INSTRUCTIONS FOR THE TASK
Please return every line from the entries that has the string "rank" in it.

ENTRIES SHOWN

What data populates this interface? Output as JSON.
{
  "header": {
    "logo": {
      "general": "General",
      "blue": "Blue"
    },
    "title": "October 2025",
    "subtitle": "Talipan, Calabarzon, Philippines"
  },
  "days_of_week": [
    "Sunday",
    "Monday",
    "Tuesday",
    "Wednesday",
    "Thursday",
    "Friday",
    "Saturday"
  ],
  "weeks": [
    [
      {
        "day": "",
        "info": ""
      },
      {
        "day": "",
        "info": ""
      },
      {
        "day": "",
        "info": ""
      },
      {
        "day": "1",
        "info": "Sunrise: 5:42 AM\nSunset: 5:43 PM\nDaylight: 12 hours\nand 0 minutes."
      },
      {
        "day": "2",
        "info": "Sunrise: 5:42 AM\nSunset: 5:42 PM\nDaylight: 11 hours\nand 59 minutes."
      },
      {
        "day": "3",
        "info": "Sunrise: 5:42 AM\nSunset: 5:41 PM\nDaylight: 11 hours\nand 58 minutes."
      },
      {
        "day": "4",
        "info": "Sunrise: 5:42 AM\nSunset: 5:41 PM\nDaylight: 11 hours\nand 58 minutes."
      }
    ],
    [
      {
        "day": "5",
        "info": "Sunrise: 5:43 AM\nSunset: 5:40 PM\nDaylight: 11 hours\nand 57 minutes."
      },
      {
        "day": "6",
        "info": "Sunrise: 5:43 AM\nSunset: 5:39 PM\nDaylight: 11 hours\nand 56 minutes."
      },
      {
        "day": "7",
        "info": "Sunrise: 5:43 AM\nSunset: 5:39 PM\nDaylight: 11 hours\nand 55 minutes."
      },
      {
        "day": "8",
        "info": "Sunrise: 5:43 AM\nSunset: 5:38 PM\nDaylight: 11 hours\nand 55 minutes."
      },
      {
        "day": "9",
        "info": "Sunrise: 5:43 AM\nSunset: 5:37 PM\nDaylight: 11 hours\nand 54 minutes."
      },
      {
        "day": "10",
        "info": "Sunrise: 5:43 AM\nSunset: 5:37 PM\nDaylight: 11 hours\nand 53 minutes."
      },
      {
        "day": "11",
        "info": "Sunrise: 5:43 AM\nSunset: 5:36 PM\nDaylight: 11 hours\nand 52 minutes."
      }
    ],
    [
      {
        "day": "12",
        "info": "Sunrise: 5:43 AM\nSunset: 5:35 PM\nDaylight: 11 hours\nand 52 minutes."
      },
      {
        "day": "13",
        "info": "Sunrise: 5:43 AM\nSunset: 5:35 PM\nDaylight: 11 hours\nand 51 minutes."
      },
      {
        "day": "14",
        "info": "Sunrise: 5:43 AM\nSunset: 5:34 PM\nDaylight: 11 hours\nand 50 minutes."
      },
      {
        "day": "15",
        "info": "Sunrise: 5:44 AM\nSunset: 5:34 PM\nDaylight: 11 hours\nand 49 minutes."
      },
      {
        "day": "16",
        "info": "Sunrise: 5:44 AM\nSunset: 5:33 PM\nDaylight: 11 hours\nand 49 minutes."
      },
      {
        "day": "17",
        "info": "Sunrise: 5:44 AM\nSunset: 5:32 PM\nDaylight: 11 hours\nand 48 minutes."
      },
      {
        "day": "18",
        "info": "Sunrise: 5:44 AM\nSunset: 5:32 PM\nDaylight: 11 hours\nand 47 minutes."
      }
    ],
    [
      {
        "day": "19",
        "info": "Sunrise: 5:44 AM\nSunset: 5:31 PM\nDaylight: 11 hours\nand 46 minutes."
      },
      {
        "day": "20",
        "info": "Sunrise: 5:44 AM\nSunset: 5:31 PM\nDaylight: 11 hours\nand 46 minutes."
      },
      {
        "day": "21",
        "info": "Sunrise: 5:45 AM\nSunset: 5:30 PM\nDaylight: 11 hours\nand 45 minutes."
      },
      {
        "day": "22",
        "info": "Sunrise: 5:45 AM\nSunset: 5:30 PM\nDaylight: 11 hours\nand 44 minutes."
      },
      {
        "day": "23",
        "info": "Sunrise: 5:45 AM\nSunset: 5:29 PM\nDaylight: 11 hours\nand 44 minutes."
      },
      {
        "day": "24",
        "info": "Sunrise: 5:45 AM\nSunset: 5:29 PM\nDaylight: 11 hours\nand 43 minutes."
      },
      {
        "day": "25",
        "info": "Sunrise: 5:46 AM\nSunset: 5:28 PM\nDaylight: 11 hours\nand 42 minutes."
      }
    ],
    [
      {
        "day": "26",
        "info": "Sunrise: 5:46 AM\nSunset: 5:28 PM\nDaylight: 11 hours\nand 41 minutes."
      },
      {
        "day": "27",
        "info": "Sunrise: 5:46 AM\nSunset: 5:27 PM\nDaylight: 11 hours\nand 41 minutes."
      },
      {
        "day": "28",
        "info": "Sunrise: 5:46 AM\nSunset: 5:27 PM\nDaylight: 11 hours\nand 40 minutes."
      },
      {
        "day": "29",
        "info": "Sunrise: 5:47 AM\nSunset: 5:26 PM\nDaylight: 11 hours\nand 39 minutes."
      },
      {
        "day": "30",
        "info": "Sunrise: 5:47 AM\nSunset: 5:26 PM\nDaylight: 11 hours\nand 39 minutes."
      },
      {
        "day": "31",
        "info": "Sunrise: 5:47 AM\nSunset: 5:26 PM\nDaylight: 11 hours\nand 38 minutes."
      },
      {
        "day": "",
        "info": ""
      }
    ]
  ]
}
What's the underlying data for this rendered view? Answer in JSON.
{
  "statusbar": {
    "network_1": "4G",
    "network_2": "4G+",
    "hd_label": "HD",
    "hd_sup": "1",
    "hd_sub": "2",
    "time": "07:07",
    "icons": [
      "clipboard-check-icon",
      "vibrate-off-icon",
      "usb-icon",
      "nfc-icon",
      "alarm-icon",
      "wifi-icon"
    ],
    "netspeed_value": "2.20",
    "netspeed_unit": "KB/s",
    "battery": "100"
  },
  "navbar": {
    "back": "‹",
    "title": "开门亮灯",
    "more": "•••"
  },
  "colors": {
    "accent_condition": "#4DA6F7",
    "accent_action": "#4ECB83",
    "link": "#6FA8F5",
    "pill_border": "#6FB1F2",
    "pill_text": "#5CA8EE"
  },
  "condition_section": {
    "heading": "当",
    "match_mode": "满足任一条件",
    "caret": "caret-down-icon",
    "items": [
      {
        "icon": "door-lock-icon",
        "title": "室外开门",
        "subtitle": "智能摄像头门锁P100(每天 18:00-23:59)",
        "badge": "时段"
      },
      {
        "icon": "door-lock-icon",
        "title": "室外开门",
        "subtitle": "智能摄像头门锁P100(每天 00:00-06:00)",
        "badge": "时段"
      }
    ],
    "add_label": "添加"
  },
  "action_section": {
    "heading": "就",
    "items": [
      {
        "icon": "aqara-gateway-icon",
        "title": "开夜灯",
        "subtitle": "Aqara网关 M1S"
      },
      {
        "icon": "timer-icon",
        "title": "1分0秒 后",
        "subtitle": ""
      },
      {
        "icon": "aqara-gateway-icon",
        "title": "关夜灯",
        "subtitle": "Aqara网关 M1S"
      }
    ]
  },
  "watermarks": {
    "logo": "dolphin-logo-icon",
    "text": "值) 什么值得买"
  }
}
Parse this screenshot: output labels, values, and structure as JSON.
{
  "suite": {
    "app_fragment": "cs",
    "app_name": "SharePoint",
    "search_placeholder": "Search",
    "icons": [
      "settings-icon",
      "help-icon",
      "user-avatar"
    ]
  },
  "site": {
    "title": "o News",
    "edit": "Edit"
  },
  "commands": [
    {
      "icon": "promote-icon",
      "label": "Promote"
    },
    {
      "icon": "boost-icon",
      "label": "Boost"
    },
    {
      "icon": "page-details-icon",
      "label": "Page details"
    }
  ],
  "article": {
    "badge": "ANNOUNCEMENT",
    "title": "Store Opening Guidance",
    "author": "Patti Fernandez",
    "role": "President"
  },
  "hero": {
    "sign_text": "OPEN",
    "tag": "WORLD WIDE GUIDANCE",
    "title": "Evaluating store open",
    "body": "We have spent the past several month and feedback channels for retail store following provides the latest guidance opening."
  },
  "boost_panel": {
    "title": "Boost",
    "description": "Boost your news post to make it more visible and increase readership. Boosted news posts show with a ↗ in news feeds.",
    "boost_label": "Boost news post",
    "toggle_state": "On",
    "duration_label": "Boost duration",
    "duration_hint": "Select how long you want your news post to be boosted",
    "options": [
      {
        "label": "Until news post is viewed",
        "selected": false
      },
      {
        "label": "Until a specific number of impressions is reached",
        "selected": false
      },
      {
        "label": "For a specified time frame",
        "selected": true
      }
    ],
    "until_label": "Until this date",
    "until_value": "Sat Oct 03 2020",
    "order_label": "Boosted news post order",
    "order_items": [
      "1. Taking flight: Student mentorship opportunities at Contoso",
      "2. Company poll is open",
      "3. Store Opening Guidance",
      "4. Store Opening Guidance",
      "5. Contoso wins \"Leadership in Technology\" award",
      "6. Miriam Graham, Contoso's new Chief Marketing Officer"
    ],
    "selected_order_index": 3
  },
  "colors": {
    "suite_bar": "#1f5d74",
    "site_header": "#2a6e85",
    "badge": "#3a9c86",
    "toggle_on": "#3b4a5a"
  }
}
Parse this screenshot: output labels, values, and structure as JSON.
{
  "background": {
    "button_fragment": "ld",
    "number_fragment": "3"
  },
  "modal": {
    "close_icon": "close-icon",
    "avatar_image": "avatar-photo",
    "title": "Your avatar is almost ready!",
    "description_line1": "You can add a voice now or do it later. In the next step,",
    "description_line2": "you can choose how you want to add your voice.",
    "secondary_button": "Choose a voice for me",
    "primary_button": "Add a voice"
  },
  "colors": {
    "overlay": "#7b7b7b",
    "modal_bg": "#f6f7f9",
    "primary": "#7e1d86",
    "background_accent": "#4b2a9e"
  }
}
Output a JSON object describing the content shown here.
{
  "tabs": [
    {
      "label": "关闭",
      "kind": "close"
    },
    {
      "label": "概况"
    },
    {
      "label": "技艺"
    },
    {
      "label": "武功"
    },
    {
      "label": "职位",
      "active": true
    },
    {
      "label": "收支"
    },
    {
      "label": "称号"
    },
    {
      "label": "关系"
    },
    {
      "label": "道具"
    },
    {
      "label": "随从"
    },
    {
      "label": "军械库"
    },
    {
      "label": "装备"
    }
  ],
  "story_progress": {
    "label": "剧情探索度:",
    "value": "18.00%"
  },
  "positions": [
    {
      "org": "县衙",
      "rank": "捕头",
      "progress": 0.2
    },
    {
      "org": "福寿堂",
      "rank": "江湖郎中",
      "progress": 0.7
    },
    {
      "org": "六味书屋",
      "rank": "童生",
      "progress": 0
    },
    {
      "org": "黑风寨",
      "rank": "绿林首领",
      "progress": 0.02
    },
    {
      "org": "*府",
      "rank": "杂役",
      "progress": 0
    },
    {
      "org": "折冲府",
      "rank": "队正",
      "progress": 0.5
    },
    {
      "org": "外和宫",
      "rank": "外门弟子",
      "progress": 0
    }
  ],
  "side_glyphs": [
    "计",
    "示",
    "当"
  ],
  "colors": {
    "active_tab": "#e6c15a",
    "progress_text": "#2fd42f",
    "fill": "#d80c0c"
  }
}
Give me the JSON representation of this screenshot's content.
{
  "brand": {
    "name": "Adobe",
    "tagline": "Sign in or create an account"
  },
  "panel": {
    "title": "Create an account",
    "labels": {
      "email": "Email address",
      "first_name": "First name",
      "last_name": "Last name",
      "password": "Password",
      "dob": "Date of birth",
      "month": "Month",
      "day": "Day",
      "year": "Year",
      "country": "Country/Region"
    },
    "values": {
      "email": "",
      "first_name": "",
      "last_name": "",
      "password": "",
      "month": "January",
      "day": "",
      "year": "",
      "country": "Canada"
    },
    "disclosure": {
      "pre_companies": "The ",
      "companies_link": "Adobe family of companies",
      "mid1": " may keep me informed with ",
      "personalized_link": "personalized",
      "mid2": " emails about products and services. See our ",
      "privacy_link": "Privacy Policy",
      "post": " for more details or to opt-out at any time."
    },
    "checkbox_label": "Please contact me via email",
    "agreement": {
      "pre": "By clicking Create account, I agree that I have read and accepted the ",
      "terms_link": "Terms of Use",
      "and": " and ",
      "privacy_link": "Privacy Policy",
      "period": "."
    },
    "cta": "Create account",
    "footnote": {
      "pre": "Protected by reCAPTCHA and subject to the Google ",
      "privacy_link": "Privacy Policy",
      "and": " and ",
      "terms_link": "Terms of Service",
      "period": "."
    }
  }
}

SOLUTION BELOW
      "rank": "捕头",
      "rank": "江湖郎中",
      "rank": "童生",
      "rank": "绿林首领",
      "rank": "杂役",
      "rank": "队正",
      "rank": "外门弟子",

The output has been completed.